Skip to main content

The statements from the leaders of the three main parties at the last General Election that they would stay the course on climate change was good news for climate policy, but bad news for those hoping for a detailed policy discussion about the energy choices the UK faces in the coming years.

The period of 2015-20 will likely witness events in the global energy market which will require the UK government to work harder to secure energy imports. As the effects of climate change begin to take hold there is a further incentive to decarbonise as quickly as is technically possible. Furthermore, in order to ensure rising household income, it is essential that there be affordable energy sources made available to all consumers.

There are a number of ideas in need of further attention, which can be divided into three categories – consumer led, cultural shifts and the role of the current Parliament. These categories reflect a broad church of policy ideas emerging from debate and discussion through a range of forums, including Bright Blue’s Energy and Climate Forum.

Consumer-led approach

– Combine all charges aimed at boosting the green economy into a single amount based on the price of carbon. This way, people will know exactly what percentage of their utility bills are for green energy investment and end the misinformation campaigns surrounding energy prices.

– Encourage the use of smart metering for both homes and businesses by highlighting benefits. Outline the economic case for being aware of the energy that is used, incentivise off peak use for energy intensive activities and reward through lower tariff prices people who are willing to be more flexible with their gas and electricity consumption.

– Start a new conversation about energy – rather than focus on seemingly intractable problems (Russia, instability in Middle East, fracking) focus instead on the low hanging fruit where agreement is more likely to be reached. These would include energy efficiency and improvements to building codes as well as a closer examination of other sources of natural gas from agricultural and domestic waste.

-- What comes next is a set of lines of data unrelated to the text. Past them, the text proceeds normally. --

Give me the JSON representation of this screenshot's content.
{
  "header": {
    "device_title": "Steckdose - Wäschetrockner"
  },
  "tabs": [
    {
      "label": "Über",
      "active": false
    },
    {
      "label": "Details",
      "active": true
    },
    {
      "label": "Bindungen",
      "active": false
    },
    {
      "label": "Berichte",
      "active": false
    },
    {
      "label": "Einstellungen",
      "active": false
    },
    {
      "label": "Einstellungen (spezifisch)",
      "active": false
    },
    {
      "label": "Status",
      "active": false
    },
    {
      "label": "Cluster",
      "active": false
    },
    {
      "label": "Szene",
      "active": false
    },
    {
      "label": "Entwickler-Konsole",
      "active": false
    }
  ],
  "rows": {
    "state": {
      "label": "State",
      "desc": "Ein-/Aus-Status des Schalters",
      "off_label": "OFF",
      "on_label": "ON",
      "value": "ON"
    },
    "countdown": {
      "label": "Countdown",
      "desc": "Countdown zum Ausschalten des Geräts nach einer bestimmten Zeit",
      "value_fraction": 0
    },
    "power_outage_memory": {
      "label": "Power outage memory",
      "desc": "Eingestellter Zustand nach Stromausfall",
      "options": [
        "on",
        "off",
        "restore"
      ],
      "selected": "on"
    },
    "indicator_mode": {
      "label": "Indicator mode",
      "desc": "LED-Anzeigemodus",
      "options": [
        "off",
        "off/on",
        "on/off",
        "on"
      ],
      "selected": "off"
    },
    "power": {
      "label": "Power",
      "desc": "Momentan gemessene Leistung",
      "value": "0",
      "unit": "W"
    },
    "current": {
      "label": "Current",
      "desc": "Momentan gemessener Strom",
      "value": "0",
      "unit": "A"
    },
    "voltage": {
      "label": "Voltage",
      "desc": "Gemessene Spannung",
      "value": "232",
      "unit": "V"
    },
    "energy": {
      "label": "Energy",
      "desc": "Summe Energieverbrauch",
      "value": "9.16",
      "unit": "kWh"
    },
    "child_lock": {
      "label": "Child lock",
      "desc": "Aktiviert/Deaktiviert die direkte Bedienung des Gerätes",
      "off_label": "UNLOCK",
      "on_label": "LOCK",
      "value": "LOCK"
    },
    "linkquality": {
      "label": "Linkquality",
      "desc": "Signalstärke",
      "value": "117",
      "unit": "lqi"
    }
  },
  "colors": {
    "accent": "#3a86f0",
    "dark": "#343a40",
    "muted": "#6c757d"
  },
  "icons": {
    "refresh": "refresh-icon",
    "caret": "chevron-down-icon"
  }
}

Cultural shifts and a refocus on local issues

– Recycling standardisation – ensure that levels of recycling remain consistently high and improve by both making the process of sorting very simple and ensuring that circular economies are created locally, thereby further reducing our need for resources. Local initiatives should be devised to ensure high recovery rates of recycled materials, with effective education and awareness campaigns to increase the participation rates.

– Include climate change and environmental issues in a civics/ethics class for all pupils before the age of 16. This will go some way towards ensuring a high level awareness of these crucial issues and empower young people to get more involved in politics.

 
A role for Parliament

– It is crucial that local communities become more involved with producing emissions-free energy and Parliament can devise policies to facilitate this by making it easier to set up a renewable energy cooperative, providing advice and guidance on how to make efficiency improvements to municipal buildings and championing all the good work that has been done in the past. Equally important must be efforts to accelerate energy efficiency measures throughout the economy, especially heating fuels.

– There are still issues regarding time spent discussing alternative energy sources to fossil fuels. Media cycles have a tendency to latch onto a particular source, be it nuclear power, wind turbines, solar, biofuels, biomass or, more recently, fracking. Approaches to tackling greenhouse gases need to have equal discussion time in Parliament so as to address the problem from both the macro and micro level.

– Electricity receives much attention (perhaps even too much) mostly because of the large decisions that need to be made to ensure electricity supply and affordability. Anaerobic digesters, Solar PV, Solar thermal, tidal lagoons, offshore and onshore wind can help facilitate British ‘Energewiende’. They can mitigate the effects of turning off the UK’s coal fired generators thereby providing jobs, security of supply and ensure that the UK meets it climate goals in a cost effective way.

Peter Kirby-Harris and Chris Hayes are coordinators of Bright Blue’s forums. To attend our next Education forum rsvp here